*** Input records ***

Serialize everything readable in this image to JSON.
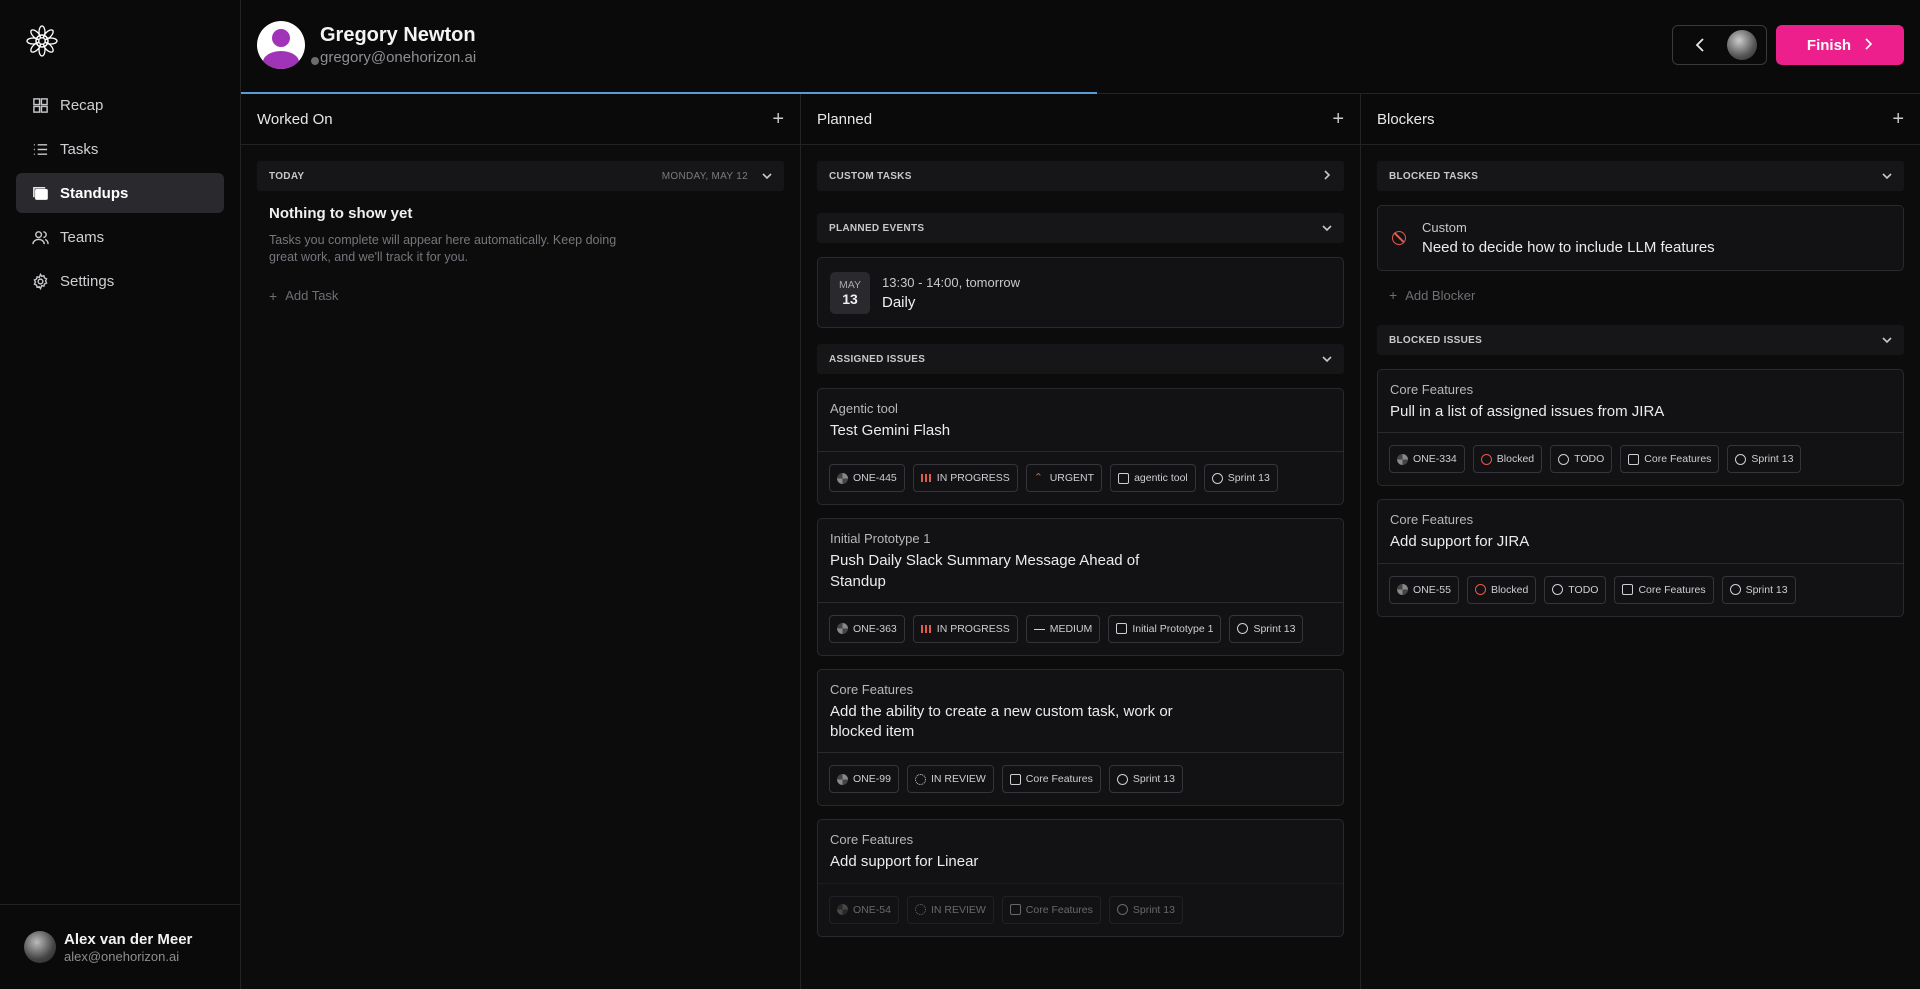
{
  "sidebar": {
    "items": [
      {
        "label": "Recap",
        "icon": "recap-icon"
      },
      {
        "label": "Tasks",
        "icon": "list-icon"
      },
      {
        "label": "Standups",
        "icon": "standups-icon",
        "active": true
      },
      {
        "label": "Teams",
        "icon": "users-icon"
      },
      {
        "label": "Settings",
        "icon": "gear-icon"
      }
    ],
    "user": {
      "name": "Alex van der Meer",
      "email": "alex@onehorizon.ai"
    }
  },
  "header": {
    "name": "Gregory Newton",
    "email": "gregory@onehorizon.ai",
    "finish_label": "Finish",
    "progress_fraction": 0.51
  },
  "columns": {
    "worked": {
      "title": "Worked On",
      "section_label": "TODAY",
      "section_date": "MONDAY, MAY 12",
      "empty_title": "Nothing to show yet",
      "empty_text": "Tasks you complete will appear here automatically. Keep doing great work, and we'll track it for you.",
      "add_label": "Add Task"
    },
    "planned": {
      "title": "Planned",
      "custom_label": "CUSTOM TASKS",
      "events_label": "PLANNED EVENTS",
      "event": {
        "month": "MAY",
        "day": "13",
        "time": "13:30 - 14:00, tomorrow",
        "title": "Daily"
      },
      "issues_label": "ASSIGNED ISSUES",
      "issues": [
        {
          "project": "Agentic tool",
          "title": "Test Gemini Flash",
          "id": "ONE-445",
          "status": "IN PROGRESS",
          "priority": "URGENT",
          "label": "agentic tool",
          "sprint": "Sprint 13"
        },
        {
          "project": "Initial Prototype 1",
          "title": "Push Daily Slack Summary Message Ahead of Standup",
          "id": "ONE-363",
          "status": "IN PROGRESS",
          "priority": "MEDIUM",
          "label": "Initial Prototype 1",
          "sprint": "Sprint 13"
        },
        {
          "project": "Core Features",
          "title": "Add the ability to create a new custom task, work or blocked item",
          "id": "ONE-99",
          "status": "IN REVIEW",
          "label": "Core Features",
          "sprint": "Sprint 13"
        },
        {
          "project": "Core Features",
          "title": "Add support for Linear",
          "id": "ONE-54",
          "status": "IN REVIEW",
          "label": "Core Features",
          "sprint": "Sprint 13"
        }
      ]
    },
    "blockers": {
      "title": "Blockers",
      "tasks_label": "BLOCKED TASKS",
      "custom": {
        "type": "Custom",
        "text": "Need to decide how to include LLM features"
      },
      "add_label": "Add Blocker",
      "issues_label": "BLOCKED ISSUES",
      "issues": [
        {
          "project": "Core Features",
          "title": "Pull in a list of assigned issues from JIRA",
          "id": "ONE-334",
          "status": "Blocked",
          "state": "TODO",
          "label": "Core Features",
          "sprint": "Sprint 13"
        },
        {
          "project": "Core Features",
          "title": "Add support for JIRA",
          "id": "ONE-55",
          "status": "Blocked",
          "state": "TODO",
          "label": "Core Features",
          "sprint": "Sprint 13"
        }
      ]
    }
  },
  "colors": {
    "accent": "#ec1f8d",
    "progress": "#5b9bd5",
    "danger": "#e05a4e"
  }
}
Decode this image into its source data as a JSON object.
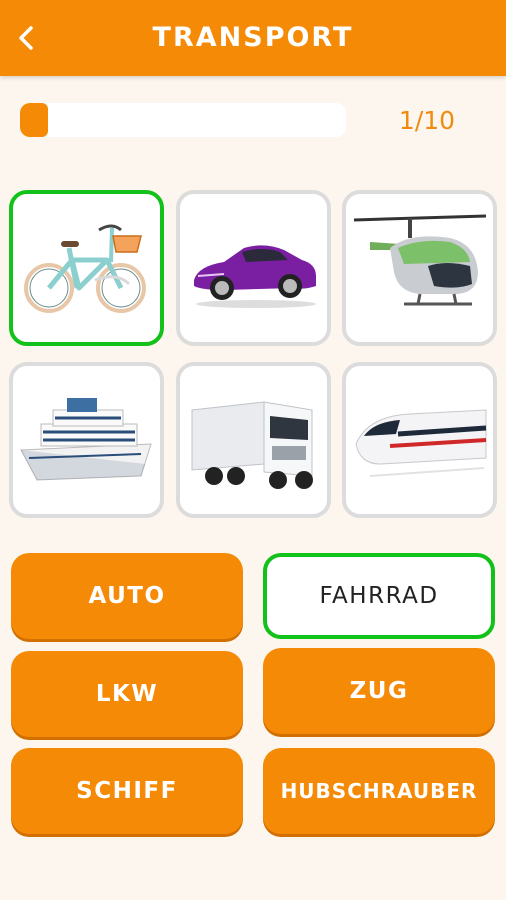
{
  "header": {
    "title": "TRANSPORT",
    "back_icon": "chevron-left-icon"
  },
  "progress": {
    "current": 1,
    "total": 10,
    "label": "1/10",
    "fraction": 0.1
  },
  "colors": {
    "accent": "#f58a07",
    "correct": "#12c21a",
    "background": "#fdf6ee"
  },
  "tiles": [
    {
      "icon": "bicycle-image",
      "selected": true
    },
    {
      "icon": "sports-car-image",
      "selected": false
    },
    {
      "icon": "helicopter-image",
      "selected": false
    },
    {
      "icon": "cruise-ship-image",
      "selected": false
    },
    {
      "icon": "truck-image",
      "selected": false
    },
    {
      "icon": "high-speed-train-image",
      "selected": false
    }
  ],
  "answers": [
    {
      "label": "AUTO",
      "selected": false
    },
    {
      "label": "FAHRRAD",
      "selected": true
    },
    {
      "label": "LKW",
      "selected": false
    },
    {
      "label": "ZUG",
      "selected": false
    },
    {
      "label": "SCHIFF",
      "selected": false
    },
    {
      "label": "HUBSCHRAUBER",
      "selected": false
    }
  ]
}
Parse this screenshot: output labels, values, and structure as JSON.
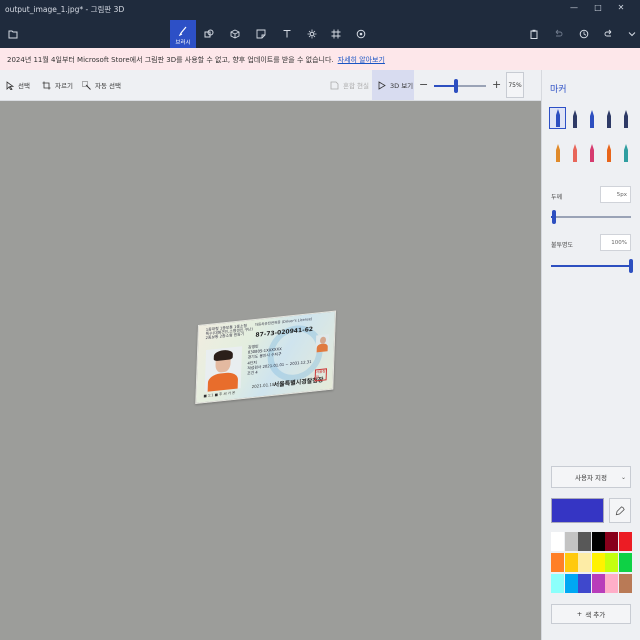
{
  "window": {
    "title": "output_image_1.jpg* - 그림판 3D",
    "controls": [
      "—",
      "□",
      "✕"
    ]
  },
  "ribbon": {
    "active_tab_label": "브러시",
    "tools": [
      {
        "name": "menu",
        "icon": "folder-icon"
      },
      {
        "name": "brushes",
        "icon": "brush-icon",
        "label": "브러시"
      },
      {
        "name": "2d-shapes",
        "icon": "2d-shapes-icon"
      },
      {
        "name": "3d-shapes",
        "icon": "3d-shapes-icon"
      },
      {
        "name": "stickers",
        "icon": "sticker-icon"
      },
      {
        "name": "text",
        "icon": "text-icon"
      },
      {
        "name": "effects",
        "icon": "effects-icon"
      },
      {
        "name": "canvas",
        "icon": "canvas-icon"
      },
      {
        "name": "3d-library",
        "icon": "3d-library-icon"
      }
    ],
    "right": [
      "paste-icon",
      "undo-icon",
      "history-icon",
      "redo-icon",
      "expand-icon"
    ]
  },
  "notice": {
    "text": "2024년 11월 4일부터 Microsoft Store에서 그림판 3D를 사용할 수 없고, 향후 업데이트를 받을 수 없습니다.",
    "link": "자세히 알아보기"
  },
  "toolbar": {
    "select": "선택",
    "crop": "자르기",
    "magic_select": "자동 선택",
    "mixed_reality": "혼합 현실",
    "view3d": "3D 보기",
    "zoom_minus": "−",
    "zoom_plus": "+",
    "zoom_value": "75%",
    "zoom_level": 0.42
  },
  "card": {
    "header_left": "1종대형 1종보통 1종소형\n특수(대형견인,소형견인,구난)\n2종보통 2종소형 원동기",
    "header_right": "자동차운전면허증 (Driver's License)",
    "license_no": "87-73-020941-62",
    "name": "김영민",
    "rrn": "830805-1XXXXXX",
    "address": "경기도 용인시 수지구",
    "address2": "4단지",
    "period_label": "적성검사",
    "period": "2021.01.01 ~ 2031.12.31",
    "condition": "조건 4",
    "issued": "2021.01.18",
    "issuer": "서울특별시경찰청장",
    "seal": "서울청장",
    "footer": "■ 1:1 ■ 주 씨 가 온"
  },
  "panel": {
    "title": "마커",
    "thickness_label": "두께",
    "thickness_value": "5px",
    "thickness_level": 0.04,
    "opacity_label": "불투명도",
    "opacity_value": "100%",
    "opacity_level": 1.0,
    "custom_label": "사용자 지정",
    "add_color_label": "색 추가",
    "current_color": "#3535c4",
    "brushes": [
      {
        "name": "marker",
        "icon": "marker-icon",
        "color": "#2d4fc0"
      },
      {
        "name": "calligraphy-pen",
        "icon": "calligraphy-pen-icon",
        "color": "#2e3a66"
      },
      {
        "name": "oil-brush",
        "icon": "oil-brush-icon",
        "color": "#2d4fc0"
      },
      {
        "name": "watercolor",
        "icon": "watercolor-icon",
        "color": "#2e3a66"
      },
      {
        "name": "pixel-pen",
        "icon": "pixel-pen-icon",
        "color": "#2e3a66"
      },
      {
        "name": "pencil",
        "icon": "pencil-icon",
        "color": "#e08a2a"
      },
      {
        "name": "eraser",
        "icon": "eraser-icon",
        "color": "#e8665a"
      },
      {
        "name": "crayon",
        "icon": "crayon-icon",
        "color": "#d63b6f"
      },
      {
        "name": "spray-can",
        "icon": "spray-can-icon",
        "color": "#e8651a"
      },
      {
        "name": "fill",
        "icon": "fill-icon",
        "color": "#2f9ea0"
      }
    ],
    "palette": [
      "#ffffff",
      "#c3c3c3",
      "#585858",
      "#000000",
      "#88001b",
      "#ec1c24",
      "#ff7f27",
      "#ffc90e",
      "#fdeca6",
      "#fff200",
      "#c4ff0e",
      "#0ed145",
      "#8cfffb",
      "#00a8f3",
      "#3f48cc",
      "#b83dba",
      "#ffaec8",
      "#b97a56"
    ]
  }
}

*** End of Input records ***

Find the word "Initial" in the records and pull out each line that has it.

          "project": "Initial Prototype 1",
          "label": "Initial Prototype 1",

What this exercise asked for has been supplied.